Extracted data Start Marker

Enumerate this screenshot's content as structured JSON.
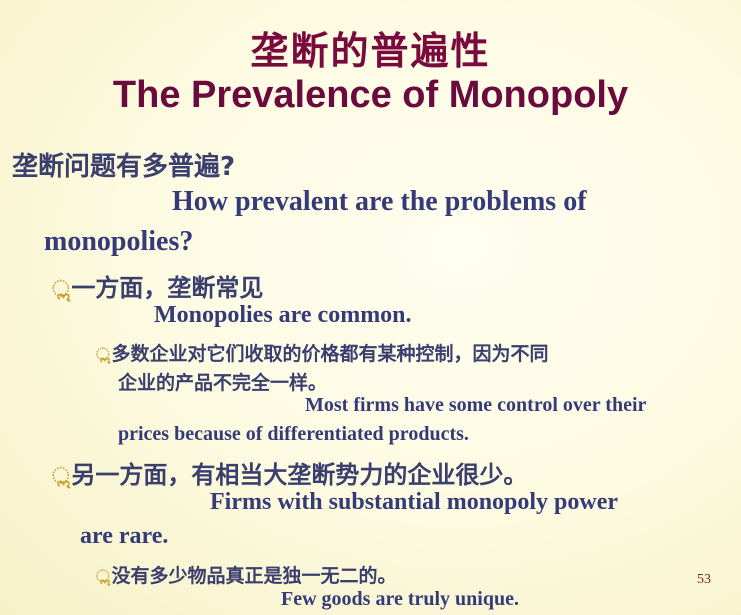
{
  "slide": {
    "title_cn": "垄断的普遍性",
    "title_en": "The Prevalence of Monopoly",
    "page_number": "53"
  },
  "content": {
    "q_cn": "垄断问题有多普遍?",
    "q_en_1": "How prevalent are the problems of",
    "q_en_2": "monopolies?",
    "b1": {
      "cn": "一方面，垄断常见",
      "en": "Monopolies are common.",
      "sub": {
        "cn_1": "多数企业对它们收取的价格都有某种控制，因为不同",
        "cn_2": "企业的产品不完全一样。",
        "en_1": "Most firms have some control over their",
        "en_2": "prices because of differentiated products."
      }
    },
    "b2": {
      "cn": "另一方面，有相当大垄断势力的企业很少。",
      "en_1": "Firms with substantial monopoly power",
      "en_2": "are rare.",
      "sub": {
        "cn": "没有多少物品真正是独一无二的。",
        "en": "Few goods are truly unique."
      }
    },
    "bullet_glyph": "ೢ"
  }
}
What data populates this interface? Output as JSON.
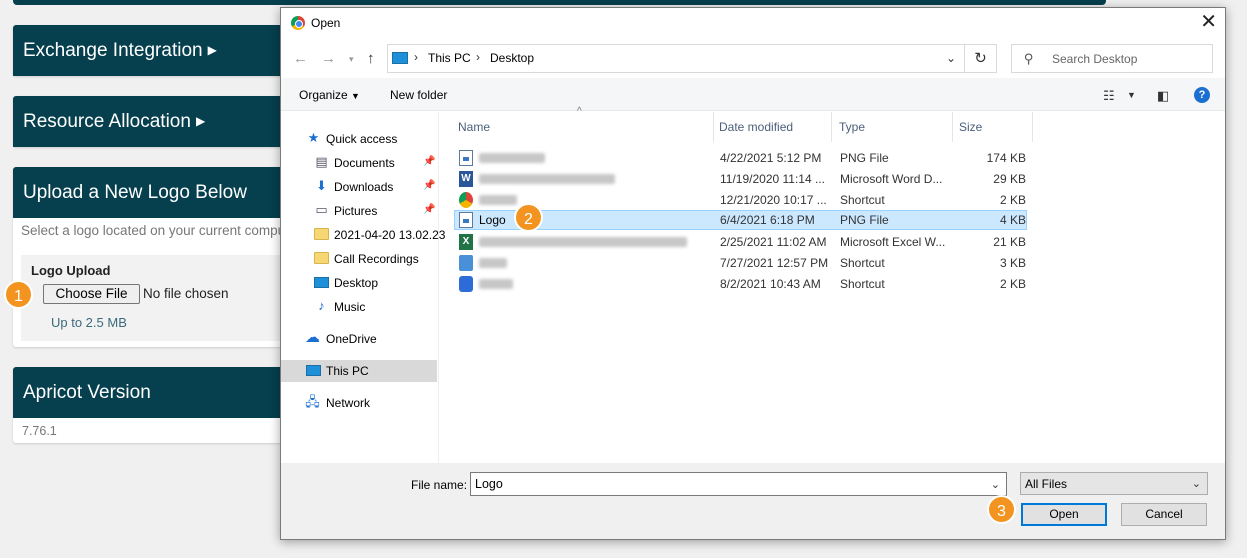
{
  "background": {
    "cards": {
      "exchange": "Exchange Integration",
      "resource": "Resource Allocation",
      "upload_title": "Upload a New Logo Below",
      "upload_desc": "Select a logo located on your current computer",
      "logo_upload_label": "Logo Upload",
      "choose_file": "Choose File",
      "no_file": "No file chosen",
      "size_limit": "Up to 2.5 MB",
      "version_title": "Apricot Version",
      "version": "7.76.1"
    }
  },
  "badges": [
    "1",
    "2",
    "3"
  ],
  "dialog": {
    "title": "Open",
    "address": {
      "segments": [
        "This PC",
        "Desktop"
      ]
    },
    "search_placeholder": "Search Desktop",
    "toolbar": {
      "organize": "Organize",
      "new_folder": "New folder"
    },
    "nav": [
      {
        "label": "Quick access"
      },
      {
        "label": "Documents"
      },
      {
        "label": "Downloads"
      },
      {
        "label": "Pictures"
      },
      {
        "label": "2021-04-20 13.02.23"
      },
      {
        "label": "Call Recordings"
      },
      {
        "label": "Desktop"
      },
      {
        "label": "Music"
      },
      {
        "label": "OneDrive"
      },
      {
        "label": "This PC"
      },
      {
        "label": "Network"
      }
    ],
    "columns": {
      "name": "Name",
      "date": "Date modified",
      "type": "Type",
      "size": "Size"
    },
    "files": [
      {
        "name": "",
        "date": "4/22/2021 5:12 PM",
        "type": "PNG File",
        "size": "174 KB"
      },
      {
        "name": "",
        "date": "11/19/2020 11:14 ...",
        "type": "Microsoft Word D...",
        "size": "29 KB"
      },
      {
        "name": "",
        "date": "12/21/2020 10:17 ...",
        "type": "Shortcut",
        "size": "2 KB"
      },
      {
        "name": "Logo",
        "date": "6/4/2021 6:18 PM",
        "type": "PNG File",
        "size": "4 KB"
      },
      {
        "name": "",
        "date": "2/25/2021 11:02 AM",
        "type": "Microsoft Excel W...",
        "size": "21 KB"
      },
      {
        "name": "",
        "date": "7/27/2021 12:57 PM",
        "type": "Shortcut",
        "size": "3 KB"
      },
      {
        "name": "",
        "date": "8/2/2021 10:43 AM",
        "type": "Shortcut",
        "size": "2 KB"
      }
    ],
    "file_name_label": "File name:",
    "file_name_value": "Logo",
    "file_type": "All Files",
    "open_button": "Open",
    "cancel_button": "Cancel"
  }
}
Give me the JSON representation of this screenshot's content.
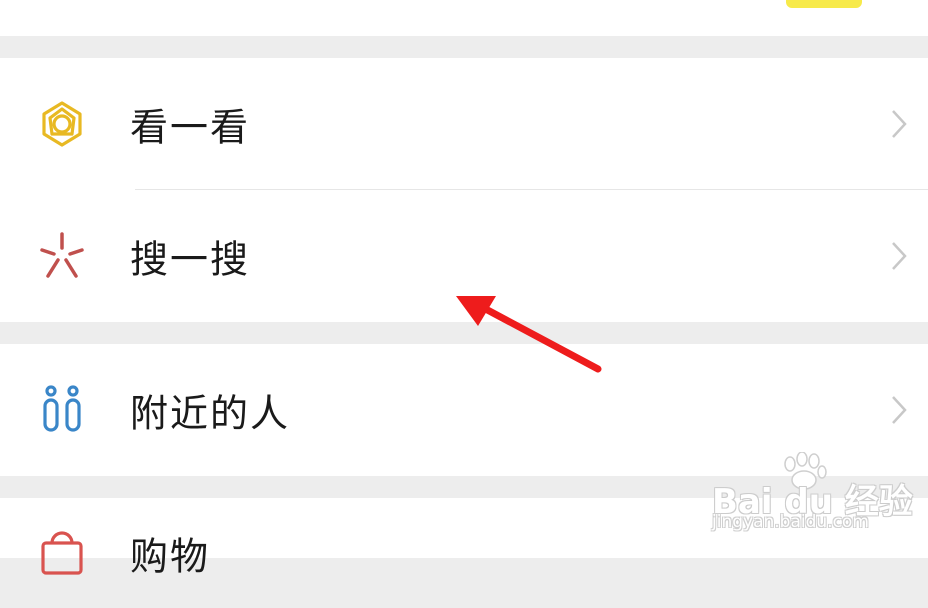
{
  "menu": {
    "items": [
      {
        "id": "kanyikan",
        "label": "看一看",
        "icon": "flower-hexagon-icon",
        "icon_color": "#e8b923"
      },
      {
        "id": "souyisou",
        "label": "搜一搜",
        "icon": "search-star-icon",
        "icon_color": "#c0504d"
      },
      {
        "id": "fujin",
        "label": "附近的人",
        "icon": "people-icon",
        "icon_color": "#3a86c8"
      },
      {
        "id": "gouwu",
        "label": "购物",
        "icon": "shopping-bag-icon",
        "icon_color": "#d9534f"
      }
    ]
  },
  "watermark": {
    "brand": "Bai du 经验",
    "url": "jingyan.baidu.com"
  },
  "colors": {
    "annotation_arrow": "#ee1c1c",
    "background": "#ededed",
    "card": "#ffffff"
  }
}
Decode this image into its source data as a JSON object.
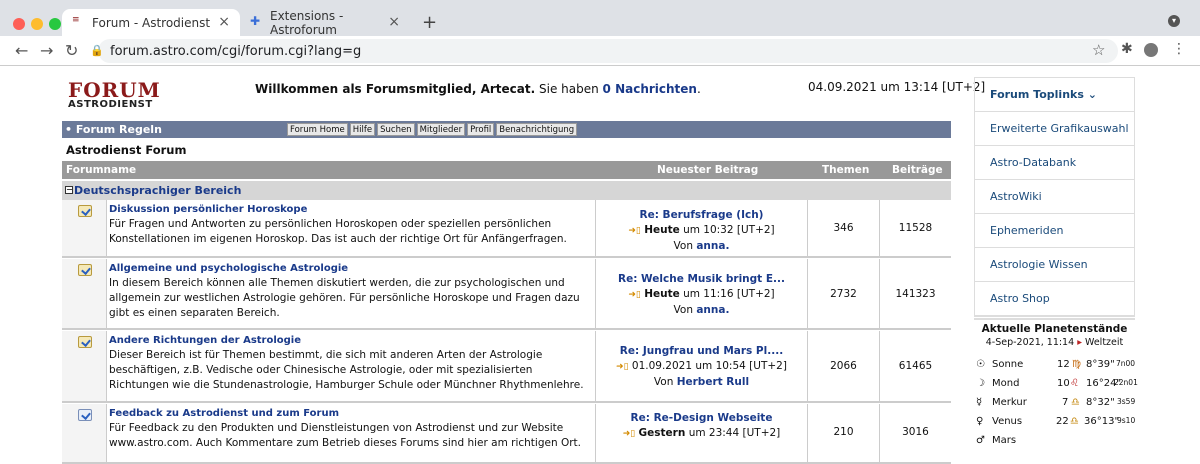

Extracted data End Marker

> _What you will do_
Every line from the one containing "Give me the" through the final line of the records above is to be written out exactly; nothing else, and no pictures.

> _Finished task_
Give me the JSON representation of this screenshot's content.
{
  "menu": {
    "items": [
      {
        "id": "kanyikan",
        "label": "看一看",
        "icon": "flower-hexagon-icon",
        "icon_color": "#e8b923"
      },
      {
        "id": "souyisou",
        "label": "搜一搜",
        "icon": "search-star-icon",
        "icon_color": "#c0504d"
      },
      {
        "id": "fujin",
        "label": "附近的人",
        "icon": "people-icon",
        "icon_color": "#3a86c8"
      },
      {
        "id": "gouwu",
        "label": "购物",
        "icon": "shopping-bag-icon",
        "icon_color": "#d9534f"
      }
    ]
  },
  "watermark": {
    "brand": "Bai du 经验",
    "url": "jingyan.baidu.com"
  },
  "colors": {
    "annotation_arrow": "#ee1c1c",
    "background": "#ededed",
    "card": "#ffffff"
  }
}
Decode this image into its source data as a JSON object.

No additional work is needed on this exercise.